And all of a sudden your pewter spoons are a museum item ..
"These pewter spoons come from the wreck of the 'Sea Venture'. In 1609, the English Virginia Company, which had established Jamestown in Virginia (USA) two years earlier, permanently settled Bermuda in the aftermath of a hurricane, when the crew and passengers of Sea Venture steered the ship onto the surrounding reef to prevent it from sinking, then landed ashore."
"The fig-shaped bowls, decorative 'knobs' or handle ends and Tudor Rose touch marks on these spoons helped confirm the date of the shipwreck. Pewter and silver spoons were a common luxury, often given as wedding or christening gifts."
Caption from the National Museum of Bermuda
Ideas in teaching:
Once again, you have to know the story ( read the caption = take your time ) What about the shape of the spoons? (I think the handle is bent to make it more useful).
We don't use pewter anymore. Why not?
What makes an item an museum item? And what do you think about the worth of such? Is that the same for everyone? Or is it culture bound?

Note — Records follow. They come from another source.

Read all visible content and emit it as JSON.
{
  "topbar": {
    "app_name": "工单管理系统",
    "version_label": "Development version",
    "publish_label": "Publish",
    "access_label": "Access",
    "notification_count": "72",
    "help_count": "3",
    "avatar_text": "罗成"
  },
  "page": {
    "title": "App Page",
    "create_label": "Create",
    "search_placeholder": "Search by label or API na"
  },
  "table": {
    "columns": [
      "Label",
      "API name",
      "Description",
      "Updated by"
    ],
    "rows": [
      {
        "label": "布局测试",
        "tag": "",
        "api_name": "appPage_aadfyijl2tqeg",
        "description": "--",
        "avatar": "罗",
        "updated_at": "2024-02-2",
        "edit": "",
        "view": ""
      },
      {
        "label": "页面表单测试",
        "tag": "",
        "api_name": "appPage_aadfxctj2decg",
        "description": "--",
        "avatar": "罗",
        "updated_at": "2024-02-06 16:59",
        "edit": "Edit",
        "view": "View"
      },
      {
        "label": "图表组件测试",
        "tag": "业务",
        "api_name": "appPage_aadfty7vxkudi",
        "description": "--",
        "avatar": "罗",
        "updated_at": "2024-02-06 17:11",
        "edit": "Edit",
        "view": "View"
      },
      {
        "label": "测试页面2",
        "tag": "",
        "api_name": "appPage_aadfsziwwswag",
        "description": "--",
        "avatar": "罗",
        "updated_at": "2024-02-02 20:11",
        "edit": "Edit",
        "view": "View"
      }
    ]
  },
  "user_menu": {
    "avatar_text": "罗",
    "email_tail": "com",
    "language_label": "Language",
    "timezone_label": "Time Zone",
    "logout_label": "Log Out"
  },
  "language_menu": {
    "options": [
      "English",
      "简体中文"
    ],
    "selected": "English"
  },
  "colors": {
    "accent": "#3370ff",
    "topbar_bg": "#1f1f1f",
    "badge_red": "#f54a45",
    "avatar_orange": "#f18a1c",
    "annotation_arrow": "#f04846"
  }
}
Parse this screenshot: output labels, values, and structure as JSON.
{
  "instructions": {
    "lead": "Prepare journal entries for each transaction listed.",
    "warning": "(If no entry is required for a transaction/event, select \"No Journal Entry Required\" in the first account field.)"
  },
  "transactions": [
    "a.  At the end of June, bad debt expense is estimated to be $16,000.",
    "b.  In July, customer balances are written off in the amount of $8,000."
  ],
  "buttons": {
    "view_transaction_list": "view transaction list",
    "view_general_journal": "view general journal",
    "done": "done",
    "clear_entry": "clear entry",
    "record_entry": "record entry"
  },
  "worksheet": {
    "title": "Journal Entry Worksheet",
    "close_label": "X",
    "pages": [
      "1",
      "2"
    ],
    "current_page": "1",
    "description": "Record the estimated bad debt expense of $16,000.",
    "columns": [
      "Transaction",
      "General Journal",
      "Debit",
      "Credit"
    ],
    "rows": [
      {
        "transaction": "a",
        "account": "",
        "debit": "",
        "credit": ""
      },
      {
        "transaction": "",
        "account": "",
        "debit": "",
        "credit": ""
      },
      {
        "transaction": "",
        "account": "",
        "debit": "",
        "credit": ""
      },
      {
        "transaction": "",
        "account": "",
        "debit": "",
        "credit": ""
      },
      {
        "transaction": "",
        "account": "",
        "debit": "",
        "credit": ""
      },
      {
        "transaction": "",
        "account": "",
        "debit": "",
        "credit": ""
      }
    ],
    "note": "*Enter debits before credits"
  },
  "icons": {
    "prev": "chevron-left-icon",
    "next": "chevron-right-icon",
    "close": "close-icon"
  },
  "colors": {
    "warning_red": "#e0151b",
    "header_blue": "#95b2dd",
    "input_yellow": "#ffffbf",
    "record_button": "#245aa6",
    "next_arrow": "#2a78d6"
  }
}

You can make a museum in a kitchen cabinet, True or not True?